Honda gives in and raises wages following Foshan strike
Most of the 1,900 workers in the Foshan, Guangdong parts plant accepted the carmaker’s offer of a 24 per cent, a Honda spokesperson said. However, about a hundred workers protested in front of the plant, claiming that they had been assaulted and beaten by company officials.
About half of the workforce in the Foshan plant is made up of student trainees from professional schools that are required to work for a certain period to earn their diploma. They are paid only 900 yuan a month (US$ 132), compared to specialised workers who get 1,380 yuan (US$ 200) a month.
Strikers demanded a flat raise of 800 yuan for everyone.
Negotiations are expected to end soon because strikes are illegal in China. In recent years however, work stoppages have been tolerated, especially in Guangdong, which is close to Hong Kong and the hub of China’s manufacturing sector.
Local employers said that salaries in the region doubled in the last five years.
The growing mass consciousness among industrial workers is worrying Beijing. For the authorities, it is a sign that the country might become less competitive in the international market. Honda and Foxconn investors agree.
Foxconn is the multinational company that recently experienced a rash of suicides among its employees.
“Gaining big profits from China is becoming harder,” said Satoru Takada, an analyst at Toward the Infinite World Inc. in Tokyo. “Other companies besides Honda may have the same problem.”

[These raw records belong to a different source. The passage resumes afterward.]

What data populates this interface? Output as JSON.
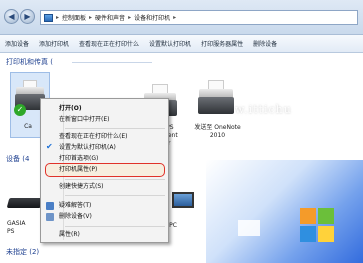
{
  "address_bar": {
    "crumbs": [
      "控制面板",
      "硬件和声音",
      "设备和打印机"
    ],
    "separator": "▸"
  },
  "toolbar": {
    "items": [
      "添加设备",
      "添加打印机",
      "查看现在正在打印什么",
      "设置默认打印机",
      "打印服务器属性",
      "删除设备"
    ]
  },
  "groups": {
    "printers": "打印机和传真 (",
    "devices": "设备 (4",
    "unspecified": "未指定 (2)"
  },
  "devices_printers": [
    {
      "label": "Ca"
    },
    {
      "label": "XPS\nment\nter"
    },
    {
      "label": "发送至 OneNote\n2010"
    }
  ],
  "devices_other": [
    {
      "label": "GASIA\nPS"
    },
    {
      "label": "PC"
    }
  ],
  "context_menu": {
    "items": [
      {
        "label": "打开(O)",
        "bold": true
      },
      {
        "label": "在新窗口中打开(E)"
      },
      {
        "label": "查看现在正在打印什么(E)"
      },
      {
        "label": "设置为默认打印机(A)",
        "checked": true
      },
      {
        "label": "打印首选项(G)"
      },
      {
        "label": "打印机属性(P)",
        "highlighted": true
      },
      {
        "label": "创建快捷方式(S)"
      },
      {
        "label": "疑难解答(T)"
      },
      {
        "label": "删除设备(V)"
      },
      {
        "label": "属性(R)"
      }
    ],
    "highlight_color": "#e0322a"
  },
  "watermark": "w.ittichu"
}
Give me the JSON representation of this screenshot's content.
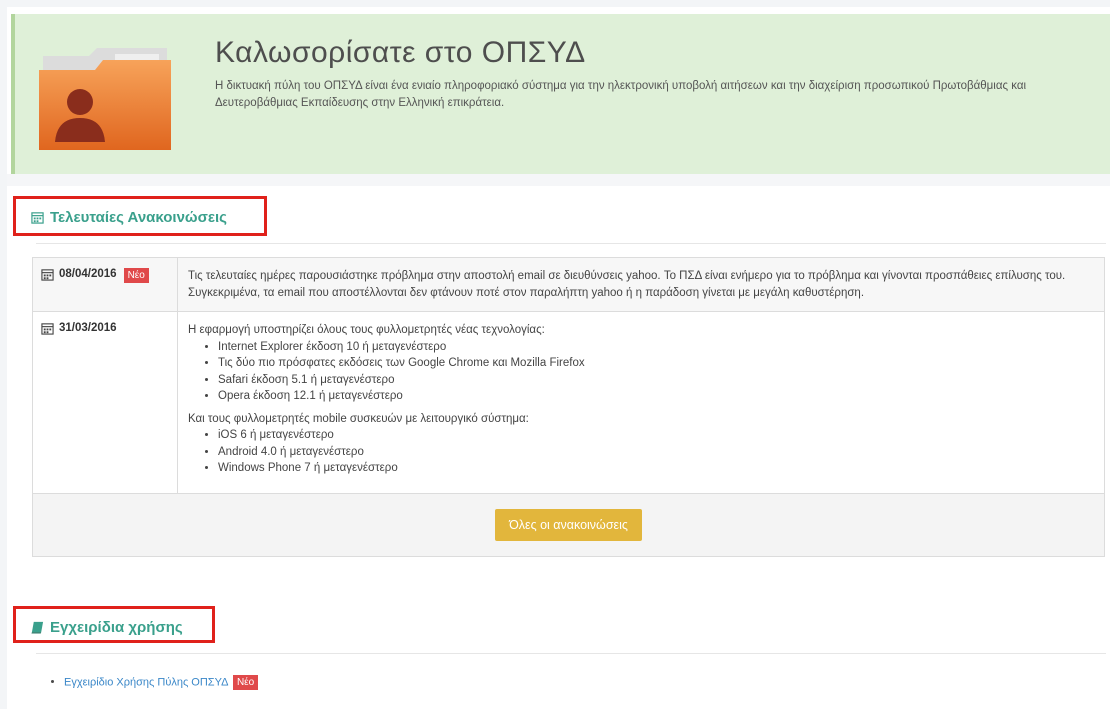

Developments at Honda and Foxconn are “closely monitored by foreign businesspeople on the mainland and overseas,” said Wang Xiangwei in an editorial in the South China Morning Post.
What is happening reflects “the emergence of a bigger and more complex theme—industrial relations.
“Over the past 30 years, multinationals have invested trillions of US dollars to set up shop on the mainland, making it a key part of the global supply chain. [. . .] Several factors have emerged to put labour issues higher on the agenda. The mainland's demographic changes and one-child policy mean that the window for cashing in on the demographic dividend—the rise in economic output as the percentage of working people increases—is closing fast.
At the same time, “The composition of the work force is also changing. Young migrants from one-child families currently dominate the work force. They expect more than just a monthly salary, and their pampered upbringings make them unprepared to work under conditions in which they are treated like a robot.”